Status: Nope and the drug trade isn’t a draw for me. I’ve read enough in the headlines, thanks.
SUBMERGENCE. By J. M. Ledgard. (Coffee House, paper, $15.95.) This hard-edged, well-written novel involves a terrorist hostage-taking and a perilous deep-sea dive.
Status: Nope and it sounds too action adventure for me. Terrorist, hostage and deep-sea dive have no interest for me.
SUBTLE BODIES. By Norman Rush. (Knopf, $26.95.) Amid dark humor both mournful and absurd, former classmates converge on the hilltop estate of a friend who has died in a freak accident.
Status: Nope but it’s on my radar. I read an article about the writing of this book, how Rush promised his wife it would be a short, sweet project and it turned out to be anything but. I’ve read nothing by Norman Rush. Should I start with this one? Something else?
TENTH OF DECEMBER: Stories. By George Saunders. (Random House, $26.) Saunders’s relentless humor and beatific generosity of spirit keep his highly moral tales from succumbing to life’s darker aspects.
Status: Own – review copy of finished hardback – and have partially read, though, okay, short stories… If I can’t break my rules, who can.
THE TWELVE TRIBES OF HATTIE. By Ayana Mathis. (Knopf, $24.95.) Mathis’s deeply felt first novel works at the rough edges of history, within a brutal and poetic allegory of a black family beset by tribulations after the Great Migration to the North.
Status: Own – publisher sent me the paperback. But no, haven’t read it. It attracted Oprah’s attention, which kind of turns me off.
THE TWO HOTEL FRANCFORTS. By David Leavitt. (Bloomsbury, $25.) In Leavitt’s atmospheric novel of 1940 Lisbon, as two couples await passage to New York, the husbands embark on an affair.
Status: Nope but intriguing…
THE VALLEY OF AMAZEMENT. By Amy Tan. (Ecco/HarperCollins, $29.99.) This wrenching novel by the author of “The Joy Luck Club” follows mother and daughter courtesans over four decades.
Status: Nope and nope. Not really an Amy Tan fan.

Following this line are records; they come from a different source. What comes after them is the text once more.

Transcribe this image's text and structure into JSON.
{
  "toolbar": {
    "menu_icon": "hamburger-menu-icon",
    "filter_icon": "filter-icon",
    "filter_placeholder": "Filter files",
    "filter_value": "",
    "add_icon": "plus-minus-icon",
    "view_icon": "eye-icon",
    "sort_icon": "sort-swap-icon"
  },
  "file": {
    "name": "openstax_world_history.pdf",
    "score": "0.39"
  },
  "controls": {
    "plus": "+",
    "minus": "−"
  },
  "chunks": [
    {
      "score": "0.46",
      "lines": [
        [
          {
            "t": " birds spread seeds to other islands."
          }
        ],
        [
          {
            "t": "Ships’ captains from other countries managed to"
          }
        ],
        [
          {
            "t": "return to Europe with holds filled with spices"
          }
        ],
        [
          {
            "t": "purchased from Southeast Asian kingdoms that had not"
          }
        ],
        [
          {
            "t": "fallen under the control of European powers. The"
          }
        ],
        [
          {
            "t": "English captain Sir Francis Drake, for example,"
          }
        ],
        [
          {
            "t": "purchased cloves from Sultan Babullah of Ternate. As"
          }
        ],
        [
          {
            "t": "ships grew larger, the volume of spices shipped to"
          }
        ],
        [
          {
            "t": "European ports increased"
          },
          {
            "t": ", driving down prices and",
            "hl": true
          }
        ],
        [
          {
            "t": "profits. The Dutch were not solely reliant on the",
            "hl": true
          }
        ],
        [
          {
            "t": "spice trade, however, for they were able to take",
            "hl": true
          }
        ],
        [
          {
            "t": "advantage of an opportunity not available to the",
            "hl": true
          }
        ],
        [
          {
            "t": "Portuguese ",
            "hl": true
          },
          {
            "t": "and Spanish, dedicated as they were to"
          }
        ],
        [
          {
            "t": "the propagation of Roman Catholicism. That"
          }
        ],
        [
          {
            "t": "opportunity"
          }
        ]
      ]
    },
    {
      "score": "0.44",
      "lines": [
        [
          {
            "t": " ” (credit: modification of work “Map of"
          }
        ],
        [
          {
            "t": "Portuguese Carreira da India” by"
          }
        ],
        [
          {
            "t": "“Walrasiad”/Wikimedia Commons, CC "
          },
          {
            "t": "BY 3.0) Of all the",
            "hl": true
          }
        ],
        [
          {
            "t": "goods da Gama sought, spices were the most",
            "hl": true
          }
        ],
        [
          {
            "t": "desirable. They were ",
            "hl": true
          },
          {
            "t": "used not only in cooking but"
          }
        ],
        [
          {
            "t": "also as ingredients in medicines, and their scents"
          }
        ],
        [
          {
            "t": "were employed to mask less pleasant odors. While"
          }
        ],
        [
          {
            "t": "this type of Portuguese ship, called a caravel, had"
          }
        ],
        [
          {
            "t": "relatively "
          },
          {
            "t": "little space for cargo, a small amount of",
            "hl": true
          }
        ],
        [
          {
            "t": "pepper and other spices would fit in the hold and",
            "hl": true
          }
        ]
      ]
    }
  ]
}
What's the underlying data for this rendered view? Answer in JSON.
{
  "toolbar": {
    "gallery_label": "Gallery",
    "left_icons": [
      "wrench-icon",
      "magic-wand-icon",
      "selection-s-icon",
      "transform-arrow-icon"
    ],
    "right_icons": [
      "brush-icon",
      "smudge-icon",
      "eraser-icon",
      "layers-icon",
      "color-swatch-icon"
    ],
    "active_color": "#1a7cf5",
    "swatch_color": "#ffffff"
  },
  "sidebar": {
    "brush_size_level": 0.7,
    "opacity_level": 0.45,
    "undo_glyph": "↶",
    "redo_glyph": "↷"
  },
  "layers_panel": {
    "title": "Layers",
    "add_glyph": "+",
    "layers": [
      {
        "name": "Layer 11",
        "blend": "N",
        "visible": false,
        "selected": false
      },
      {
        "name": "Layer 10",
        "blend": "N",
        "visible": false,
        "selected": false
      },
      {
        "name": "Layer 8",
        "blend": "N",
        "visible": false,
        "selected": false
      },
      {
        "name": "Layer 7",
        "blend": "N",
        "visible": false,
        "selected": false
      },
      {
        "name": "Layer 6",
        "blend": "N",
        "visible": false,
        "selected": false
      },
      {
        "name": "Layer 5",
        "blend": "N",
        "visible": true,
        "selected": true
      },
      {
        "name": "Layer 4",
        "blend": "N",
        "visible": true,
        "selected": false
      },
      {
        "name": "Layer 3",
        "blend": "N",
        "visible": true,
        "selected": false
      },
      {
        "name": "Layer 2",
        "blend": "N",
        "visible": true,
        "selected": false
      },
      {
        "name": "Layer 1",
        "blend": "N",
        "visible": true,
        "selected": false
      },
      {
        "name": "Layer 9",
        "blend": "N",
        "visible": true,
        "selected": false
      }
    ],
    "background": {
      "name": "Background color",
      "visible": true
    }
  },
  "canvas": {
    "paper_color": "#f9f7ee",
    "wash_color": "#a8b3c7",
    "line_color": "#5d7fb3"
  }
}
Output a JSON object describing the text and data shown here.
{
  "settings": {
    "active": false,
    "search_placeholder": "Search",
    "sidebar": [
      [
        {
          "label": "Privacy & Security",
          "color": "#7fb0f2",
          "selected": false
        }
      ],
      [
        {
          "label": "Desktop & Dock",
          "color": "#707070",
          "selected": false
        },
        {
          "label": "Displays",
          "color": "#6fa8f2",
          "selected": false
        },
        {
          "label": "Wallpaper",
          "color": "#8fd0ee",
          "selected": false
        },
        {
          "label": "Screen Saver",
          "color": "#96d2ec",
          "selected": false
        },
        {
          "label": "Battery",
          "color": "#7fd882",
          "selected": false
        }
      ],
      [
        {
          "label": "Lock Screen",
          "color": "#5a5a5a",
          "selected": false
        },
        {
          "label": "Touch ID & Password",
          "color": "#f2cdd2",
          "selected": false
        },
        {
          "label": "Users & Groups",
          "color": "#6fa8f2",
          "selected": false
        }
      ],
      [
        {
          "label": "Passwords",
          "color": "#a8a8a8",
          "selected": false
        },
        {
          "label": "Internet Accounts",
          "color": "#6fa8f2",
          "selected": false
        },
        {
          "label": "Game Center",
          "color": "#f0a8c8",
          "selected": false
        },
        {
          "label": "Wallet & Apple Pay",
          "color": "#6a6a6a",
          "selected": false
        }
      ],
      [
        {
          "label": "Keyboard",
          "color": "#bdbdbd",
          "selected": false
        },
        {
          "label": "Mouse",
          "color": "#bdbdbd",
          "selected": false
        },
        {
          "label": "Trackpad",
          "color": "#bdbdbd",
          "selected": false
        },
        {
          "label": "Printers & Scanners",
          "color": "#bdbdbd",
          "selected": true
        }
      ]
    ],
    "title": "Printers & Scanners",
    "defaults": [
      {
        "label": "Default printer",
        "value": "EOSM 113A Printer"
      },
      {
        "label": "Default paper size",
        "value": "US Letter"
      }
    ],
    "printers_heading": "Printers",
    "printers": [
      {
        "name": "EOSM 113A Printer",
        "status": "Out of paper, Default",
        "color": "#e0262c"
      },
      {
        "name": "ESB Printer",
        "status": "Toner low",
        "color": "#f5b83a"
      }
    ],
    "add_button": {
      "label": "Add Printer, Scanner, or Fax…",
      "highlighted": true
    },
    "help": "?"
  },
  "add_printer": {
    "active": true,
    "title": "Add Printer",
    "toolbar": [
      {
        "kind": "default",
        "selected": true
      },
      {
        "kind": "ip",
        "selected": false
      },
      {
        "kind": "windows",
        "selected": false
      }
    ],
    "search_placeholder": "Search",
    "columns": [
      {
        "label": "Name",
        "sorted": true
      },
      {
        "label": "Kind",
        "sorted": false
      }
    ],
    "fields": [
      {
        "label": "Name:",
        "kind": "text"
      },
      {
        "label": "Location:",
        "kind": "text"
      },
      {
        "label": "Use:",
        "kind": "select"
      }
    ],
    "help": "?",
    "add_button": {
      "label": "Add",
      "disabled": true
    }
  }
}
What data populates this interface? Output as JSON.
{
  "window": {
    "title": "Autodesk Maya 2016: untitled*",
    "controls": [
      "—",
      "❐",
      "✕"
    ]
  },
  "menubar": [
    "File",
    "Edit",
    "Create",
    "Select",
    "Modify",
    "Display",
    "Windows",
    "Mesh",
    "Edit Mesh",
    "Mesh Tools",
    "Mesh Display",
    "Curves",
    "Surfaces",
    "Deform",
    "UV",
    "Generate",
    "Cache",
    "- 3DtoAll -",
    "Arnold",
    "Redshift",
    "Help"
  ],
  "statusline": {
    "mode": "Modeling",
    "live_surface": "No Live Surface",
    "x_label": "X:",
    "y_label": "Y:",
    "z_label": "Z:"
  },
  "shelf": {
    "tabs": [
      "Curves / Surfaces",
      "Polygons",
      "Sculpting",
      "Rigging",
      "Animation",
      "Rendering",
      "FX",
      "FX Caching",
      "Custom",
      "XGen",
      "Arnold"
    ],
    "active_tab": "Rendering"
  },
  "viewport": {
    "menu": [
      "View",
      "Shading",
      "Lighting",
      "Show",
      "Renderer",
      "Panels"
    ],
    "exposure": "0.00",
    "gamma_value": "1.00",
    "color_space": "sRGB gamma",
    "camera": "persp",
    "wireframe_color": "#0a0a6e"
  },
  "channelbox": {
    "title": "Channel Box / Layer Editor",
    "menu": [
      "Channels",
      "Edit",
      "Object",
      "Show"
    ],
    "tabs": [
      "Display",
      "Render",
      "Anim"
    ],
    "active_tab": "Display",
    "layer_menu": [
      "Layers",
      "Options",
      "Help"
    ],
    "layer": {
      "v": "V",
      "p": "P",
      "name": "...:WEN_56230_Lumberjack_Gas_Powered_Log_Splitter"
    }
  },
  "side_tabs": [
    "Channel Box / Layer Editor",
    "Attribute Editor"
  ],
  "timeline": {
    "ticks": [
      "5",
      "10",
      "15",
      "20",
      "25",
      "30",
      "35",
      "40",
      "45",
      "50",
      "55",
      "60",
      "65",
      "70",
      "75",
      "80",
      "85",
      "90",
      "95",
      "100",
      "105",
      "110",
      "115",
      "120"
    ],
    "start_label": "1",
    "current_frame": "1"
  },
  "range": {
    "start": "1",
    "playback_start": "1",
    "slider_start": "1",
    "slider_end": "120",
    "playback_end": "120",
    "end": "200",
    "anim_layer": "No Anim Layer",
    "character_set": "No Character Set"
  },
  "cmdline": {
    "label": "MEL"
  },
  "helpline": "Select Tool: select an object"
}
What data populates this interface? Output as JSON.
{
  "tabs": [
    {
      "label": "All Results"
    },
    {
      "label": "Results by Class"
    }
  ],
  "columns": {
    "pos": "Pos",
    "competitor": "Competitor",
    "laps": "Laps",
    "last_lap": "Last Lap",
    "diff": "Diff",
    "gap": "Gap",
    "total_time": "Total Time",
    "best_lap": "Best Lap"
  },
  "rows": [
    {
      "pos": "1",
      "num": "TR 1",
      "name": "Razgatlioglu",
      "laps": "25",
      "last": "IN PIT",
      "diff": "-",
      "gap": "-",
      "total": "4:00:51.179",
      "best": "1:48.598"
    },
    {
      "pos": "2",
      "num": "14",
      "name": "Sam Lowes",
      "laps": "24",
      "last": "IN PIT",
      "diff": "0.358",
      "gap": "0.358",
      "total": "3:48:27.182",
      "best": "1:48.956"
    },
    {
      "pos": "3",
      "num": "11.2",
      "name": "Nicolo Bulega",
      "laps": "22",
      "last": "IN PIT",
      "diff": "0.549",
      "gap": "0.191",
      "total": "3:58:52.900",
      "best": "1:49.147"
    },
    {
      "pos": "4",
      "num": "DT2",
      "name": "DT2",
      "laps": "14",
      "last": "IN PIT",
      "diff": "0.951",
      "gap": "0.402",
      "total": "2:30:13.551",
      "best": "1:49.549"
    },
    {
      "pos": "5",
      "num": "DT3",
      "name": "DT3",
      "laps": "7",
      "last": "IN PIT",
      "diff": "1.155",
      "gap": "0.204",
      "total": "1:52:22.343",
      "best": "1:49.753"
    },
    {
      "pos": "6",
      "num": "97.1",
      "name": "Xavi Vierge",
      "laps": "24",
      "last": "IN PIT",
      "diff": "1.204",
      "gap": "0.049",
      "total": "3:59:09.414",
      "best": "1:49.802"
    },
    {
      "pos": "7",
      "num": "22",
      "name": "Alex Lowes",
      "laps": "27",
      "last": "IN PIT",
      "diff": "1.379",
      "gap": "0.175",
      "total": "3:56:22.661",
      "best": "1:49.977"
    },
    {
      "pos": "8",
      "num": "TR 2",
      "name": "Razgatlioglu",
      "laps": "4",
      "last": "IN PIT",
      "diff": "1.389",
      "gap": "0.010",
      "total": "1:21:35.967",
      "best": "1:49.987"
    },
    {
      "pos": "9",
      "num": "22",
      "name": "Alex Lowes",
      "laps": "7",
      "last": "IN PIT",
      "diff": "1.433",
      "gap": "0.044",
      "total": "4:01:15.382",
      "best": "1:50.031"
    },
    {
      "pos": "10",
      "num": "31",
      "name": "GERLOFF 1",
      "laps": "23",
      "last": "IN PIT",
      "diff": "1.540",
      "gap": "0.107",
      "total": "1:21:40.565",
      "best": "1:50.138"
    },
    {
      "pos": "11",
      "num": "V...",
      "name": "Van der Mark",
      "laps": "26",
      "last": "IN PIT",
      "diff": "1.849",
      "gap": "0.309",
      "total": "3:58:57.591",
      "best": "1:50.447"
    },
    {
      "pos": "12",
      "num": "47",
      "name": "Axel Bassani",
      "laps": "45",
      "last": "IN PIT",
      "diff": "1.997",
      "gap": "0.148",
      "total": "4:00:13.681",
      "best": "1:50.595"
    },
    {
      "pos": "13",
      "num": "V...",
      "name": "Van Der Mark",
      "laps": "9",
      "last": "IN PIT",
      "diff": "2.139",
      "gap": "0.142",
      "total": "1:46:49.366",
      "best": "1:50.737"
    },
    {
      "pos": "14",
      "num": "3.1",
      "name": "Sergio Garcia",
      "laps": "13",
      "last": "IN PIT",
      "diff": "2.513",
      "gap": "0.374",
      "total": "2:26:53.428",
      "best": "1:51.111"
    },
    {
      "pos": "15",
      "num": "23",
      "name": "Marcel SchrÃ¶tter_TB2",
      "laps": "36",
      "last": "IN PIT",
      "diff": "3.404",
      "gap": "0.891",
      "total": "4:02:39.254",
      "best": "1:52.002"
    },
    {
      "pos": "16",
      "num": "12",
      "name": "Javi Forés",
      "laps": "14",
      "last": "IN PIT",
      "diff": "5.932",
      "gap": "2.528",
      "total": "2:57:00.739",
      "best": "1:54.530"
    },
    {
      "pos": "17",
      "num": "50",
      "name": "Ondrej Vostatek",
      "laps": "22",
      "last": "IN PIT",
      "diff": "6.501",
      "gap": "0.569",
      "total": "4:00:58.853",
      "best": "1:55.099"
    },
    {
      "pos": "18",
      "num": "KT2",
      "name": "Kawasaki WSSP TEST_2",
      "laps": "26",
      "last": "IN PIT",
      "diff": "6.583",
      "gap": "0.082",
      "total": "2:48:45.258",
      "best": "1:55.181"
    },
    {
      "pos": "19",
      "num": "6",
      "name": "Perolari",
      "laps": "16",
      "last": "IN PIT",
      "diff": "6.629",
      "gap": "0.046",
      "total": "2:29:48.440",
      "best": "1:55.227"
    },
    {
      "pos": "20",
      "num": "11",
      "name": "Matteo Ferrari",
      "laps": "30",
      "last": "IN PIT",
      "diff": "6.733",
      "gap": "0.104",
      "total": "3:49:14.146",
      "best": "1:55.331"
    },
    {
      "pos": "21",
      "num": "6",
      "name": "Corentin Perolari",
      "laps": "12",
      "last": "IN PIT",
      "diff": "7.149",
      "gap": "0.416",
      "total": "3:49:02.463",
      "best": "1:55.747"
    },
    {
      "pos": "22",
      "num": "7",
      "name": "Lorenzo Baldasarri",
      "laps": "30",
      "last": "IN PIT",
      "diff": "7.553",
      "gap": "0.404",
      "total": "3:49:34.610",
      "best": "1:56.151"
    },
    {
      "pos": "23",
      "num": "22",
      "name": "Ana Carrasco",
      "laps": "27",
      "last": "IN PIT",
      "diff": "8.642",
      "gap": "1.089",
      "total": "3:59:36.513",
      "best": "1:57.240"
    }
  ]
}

WANT NOT. By Jonathan Miles. (Houghton Mifflin Harcourt, $26.) Linking disparate characters and story threads, Miles’s novel explores varieties of waste and decay in a consumer world.
Status: Who? And the interest isn’t there.
WE ARE ALL COMPLETELY BESIDE OURSELVES. By Karen Joy Fowler. (Marian Wood/Putnam, $26.95.) This surreptitiously smart novel’s big reveal slyly recalls a tabloid headline: “Girl and Chimp Twinned at Birth in Psychological Experiment.”
Status: Nope. I don’t associate Fowler’s name with literary fiction. I’m not actually sure if I’ve read anything by her before ??? Don’t think so.
WE NEED NEW NAMES. By NoViolet Bulawayo. (Reagan Arthur/Little, Brown, $25.) A Zimbabwean moves to Detroit in Bulawayo’s striking first novel.
Status: Nope but I need to.
WOKE UP LONELY. By Fiona Maazel. (Graywolf, $26.) Maazel’s restlessly antic novel examines the concurrent urges for solitude and intimacy.
Status: Nope and I’m not sure how I feel about the description “restlessly antic.” Could be really good or really bad. When in doubt, I often believe the latter.
THE WOMAN UPSTAIRS. By Claire Messud. (Knopf, $25.95.) Messud’s ingenious, disquieting novel of outsize conflicts tells the story of a thwarted artist who finds herself bewitched by a boy and his parents.
Status: Nope but I like the sound of it. “Disquieting” is good, also “thwarted artist” and “bewitched.” Have I read Claire Messud?
Yes, I sometimes let short blurbs determine my level of interest, when I know nothing else about the book. There’s a lot riding on those few words. On the title and cover art, too. I’ve been drawn to buy/read books for all these reasons so, so many times.
What do I find interesting for the fact the NYT excluded it from their list? Why, I’m glad you asked. I’ll think about it and poke about a bit. I’ve only just begun reviewing 2013 in writing trends, books and authors. So much to do… So much to do…
For now, I’m going to go read. If you have thoughts on any of the books above, I’d sure love to hear them.